### [Data listing]
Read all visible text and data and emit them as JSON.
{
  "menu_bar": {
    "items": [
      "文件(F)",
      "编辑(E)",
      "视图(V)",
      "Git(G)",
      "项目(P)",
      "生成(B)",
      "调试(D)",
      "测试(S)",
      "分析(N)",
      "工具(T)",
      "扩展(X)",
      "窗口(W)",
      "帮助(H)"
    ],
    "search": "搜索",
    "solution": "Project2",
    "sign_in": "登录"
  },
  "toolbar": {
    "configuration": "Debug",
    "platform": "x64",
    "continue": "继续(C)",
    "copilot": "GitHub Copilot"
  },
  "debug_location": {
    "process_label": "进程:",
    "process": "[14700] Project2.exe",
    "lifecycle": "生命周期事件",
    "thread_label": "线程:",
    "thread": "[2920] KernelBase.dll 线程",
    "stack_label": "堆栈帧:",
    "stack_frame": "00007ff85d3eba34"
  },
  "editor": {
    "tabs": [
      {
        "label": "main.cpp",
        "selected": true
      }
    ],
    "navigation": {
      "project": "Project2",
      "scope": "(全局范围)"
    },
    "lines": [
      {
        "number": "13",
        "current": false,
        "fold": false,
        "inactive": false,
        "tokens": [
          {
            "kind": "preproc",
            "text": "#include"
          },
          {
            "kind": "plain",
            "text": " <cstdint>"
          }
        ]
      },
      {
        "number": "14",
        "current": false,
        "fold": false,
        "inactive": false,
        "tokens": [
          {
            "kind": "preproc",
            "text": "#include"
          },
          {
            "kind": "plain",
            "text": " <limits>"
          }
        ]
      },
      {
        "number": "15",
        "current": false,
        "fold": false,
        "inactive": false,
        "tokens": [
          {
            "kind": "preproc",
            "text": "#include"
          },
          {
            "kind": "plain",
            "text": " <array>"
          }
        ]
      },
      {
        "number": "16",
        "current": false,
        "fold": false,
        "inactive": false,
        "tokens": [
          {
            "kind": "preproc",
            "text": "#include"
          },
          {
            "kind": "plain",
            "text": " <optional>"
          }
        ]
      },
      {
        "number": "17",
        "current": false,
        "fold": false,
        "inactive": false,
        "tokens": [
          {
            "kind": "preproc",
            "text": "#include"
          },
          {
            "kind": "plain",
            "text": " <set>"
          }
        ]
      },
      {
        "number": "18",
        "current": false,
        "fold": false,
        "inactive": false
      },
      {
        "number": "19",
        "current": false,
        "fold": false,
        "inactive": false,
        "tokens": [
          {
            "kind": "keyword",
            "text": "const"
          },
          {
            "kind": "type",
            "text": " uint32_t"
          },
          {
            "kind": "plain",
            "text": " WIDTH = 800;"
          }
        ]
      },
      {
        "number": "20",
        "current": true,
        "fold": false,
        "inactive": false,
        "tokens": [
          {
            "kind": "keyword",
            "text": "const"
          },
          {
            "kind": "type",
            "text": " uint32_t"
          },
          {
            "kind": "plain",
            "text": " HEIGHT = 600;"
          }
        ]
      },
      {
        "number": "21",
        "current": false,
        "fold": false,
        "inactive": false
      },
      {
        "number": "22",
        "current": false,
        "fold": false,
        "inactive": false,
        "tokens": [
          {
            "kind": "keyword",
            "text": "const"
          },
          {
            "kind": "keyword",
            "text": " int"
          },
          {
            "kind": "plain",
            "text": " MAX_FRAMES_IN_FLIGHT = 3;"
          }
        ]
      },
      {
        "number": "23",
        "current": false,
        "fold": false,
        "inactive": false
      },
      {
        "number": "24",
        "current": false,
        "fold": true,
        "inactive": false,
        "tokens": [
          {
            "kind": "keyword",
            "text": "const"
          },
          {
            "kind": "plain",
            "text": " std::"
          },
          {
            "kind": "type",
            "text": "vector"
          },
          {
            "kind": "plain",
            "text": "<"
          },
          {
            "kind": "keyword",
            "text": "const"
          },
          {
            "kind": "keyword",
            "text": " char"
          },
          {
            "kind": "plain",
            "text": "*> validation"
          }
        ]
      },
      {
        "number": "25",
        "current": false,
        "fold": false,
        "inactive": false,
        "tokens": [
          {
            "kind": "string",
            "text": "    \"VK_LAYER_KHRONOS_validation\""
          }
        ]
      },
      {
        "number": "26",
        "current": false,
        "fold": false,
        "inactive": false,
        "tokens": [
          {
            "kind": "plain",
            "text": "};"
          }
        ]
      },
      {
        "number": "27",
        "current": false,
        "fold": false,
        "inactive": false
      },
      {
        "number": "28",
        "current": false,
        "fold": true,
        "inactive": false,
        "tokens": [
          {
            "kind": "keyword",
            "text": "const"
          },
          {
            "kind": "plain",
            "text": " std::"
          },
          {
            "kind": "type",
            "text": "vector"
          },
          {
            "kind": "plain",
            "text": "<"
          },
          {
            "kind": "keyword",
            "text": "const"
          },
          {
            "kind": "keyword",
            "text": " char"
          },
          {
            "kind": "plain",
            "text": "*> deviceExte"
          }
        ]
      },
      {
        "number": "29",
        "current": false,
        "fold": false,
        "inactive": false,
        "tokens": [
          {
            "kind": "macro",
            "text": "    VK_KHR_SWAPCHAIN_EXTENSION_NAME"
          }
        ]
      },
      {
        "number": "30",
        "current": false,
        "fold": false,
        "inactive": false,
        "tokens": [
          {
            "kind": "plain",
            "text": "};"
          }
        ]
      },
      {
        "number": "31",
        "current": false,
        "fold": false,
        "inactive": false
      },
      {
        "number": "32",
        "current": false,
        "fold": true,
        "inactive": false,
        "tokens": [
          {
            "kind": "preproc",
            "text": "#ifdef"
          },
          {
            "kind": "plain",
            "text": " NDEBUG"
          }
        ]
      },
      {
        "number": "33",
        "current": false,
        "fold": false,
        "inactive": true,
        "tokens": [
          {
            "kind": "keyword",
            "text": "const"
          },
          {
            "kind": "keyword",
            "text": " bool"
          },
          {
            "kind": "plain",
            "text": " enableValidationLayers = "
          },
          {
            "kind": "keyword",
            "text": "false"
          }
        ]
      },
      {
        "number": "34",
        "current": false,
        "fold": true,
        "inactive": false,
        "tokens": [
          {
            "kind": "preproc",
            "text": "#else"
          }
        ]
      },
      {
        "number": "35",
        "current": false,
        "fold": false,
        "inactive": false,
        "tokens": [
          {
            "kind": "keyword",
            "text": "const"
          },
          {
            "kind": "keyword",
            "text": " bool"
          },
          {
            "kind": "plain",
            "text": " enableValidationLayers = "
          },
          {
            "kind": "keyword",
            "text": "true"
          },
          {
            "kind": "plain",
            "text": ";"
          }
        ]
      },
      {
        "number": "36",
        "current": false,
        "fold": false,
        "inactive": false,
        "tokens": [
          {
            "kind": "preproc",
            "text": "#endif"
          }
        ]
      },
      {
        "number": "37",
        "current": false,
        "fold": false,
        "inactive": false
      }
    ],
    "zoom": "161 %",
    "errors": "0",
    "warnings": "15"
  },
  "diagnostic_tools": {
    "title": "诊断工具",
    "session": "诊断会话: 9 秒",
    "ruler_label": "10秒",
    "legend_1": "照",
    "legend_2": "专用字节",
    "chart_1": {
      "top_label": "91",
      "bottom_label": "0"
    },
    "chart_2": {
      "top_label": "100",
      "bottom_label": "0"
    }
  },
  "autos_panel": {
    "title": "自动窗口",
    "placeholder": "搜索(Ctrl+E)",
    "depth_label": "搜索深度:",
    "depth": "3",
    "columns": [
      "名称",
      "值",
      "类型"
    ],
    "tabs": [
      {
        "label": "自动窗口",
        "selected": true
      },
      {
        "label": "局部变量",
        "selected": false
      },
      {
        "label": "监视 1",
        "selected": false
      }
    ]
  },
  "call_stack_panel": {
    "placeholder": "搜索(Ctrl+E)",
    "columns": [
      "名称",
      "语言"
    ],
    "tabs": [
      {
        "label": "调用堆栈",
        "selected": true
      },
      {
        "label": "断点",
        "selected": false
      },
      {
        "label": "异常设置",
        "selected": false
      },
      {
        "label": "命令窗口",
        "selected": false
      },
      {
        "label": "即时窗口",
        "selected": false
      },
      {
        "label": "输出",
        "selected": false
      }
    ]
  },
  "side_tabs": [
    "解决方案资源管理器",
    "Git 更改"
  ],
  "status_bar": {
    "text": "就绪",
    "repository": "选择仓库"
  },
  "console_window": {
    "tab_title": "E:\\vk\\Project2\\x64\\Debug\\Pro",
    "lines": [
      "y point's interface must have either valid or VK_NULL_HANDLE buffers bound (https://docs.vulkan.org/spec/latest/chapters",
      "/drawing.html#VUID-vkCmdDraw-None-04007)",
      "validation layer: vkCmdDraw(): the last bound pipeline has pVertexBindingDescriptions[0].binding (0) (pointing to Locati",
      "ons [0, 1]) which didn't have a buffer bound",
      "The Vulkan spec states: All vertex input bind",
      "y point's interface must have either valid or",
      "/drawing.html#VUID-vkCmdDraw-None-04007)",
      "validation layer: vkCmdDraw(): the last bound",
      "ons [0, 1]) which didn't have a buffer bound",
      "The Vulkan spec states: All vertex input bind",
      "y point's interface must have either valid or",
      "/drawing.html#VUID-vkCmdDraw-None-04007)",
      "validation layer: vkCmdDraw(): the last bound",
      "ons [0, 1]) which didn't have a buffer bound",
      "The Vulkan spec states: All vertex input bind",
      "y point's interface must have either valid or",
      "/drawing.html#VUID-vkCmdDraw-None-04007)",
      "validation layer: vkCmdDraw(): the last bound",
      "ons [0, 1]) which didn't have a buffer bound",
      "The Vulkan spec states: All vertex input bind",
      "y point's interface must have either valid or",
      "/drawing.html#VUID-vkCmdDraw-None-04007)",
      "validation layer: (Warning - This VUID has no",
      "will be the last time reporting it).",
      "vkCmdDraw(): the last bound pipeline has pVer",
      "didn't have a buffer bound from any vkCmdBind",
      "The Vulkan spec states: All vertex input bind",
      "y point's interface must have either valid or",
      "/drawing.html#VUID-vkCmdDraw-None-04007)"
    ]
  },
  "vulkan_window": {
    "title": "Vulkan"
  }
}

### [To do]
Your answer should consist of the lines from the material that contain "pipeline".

### [Answer box]
      "validation layer: vkCmdDraw(): the last bound pipeline has pVertexBindingDescriptions[0].binding (0) (pointing to Locati",
      "vkCmdDraw(): the last bound pipeline has pVer",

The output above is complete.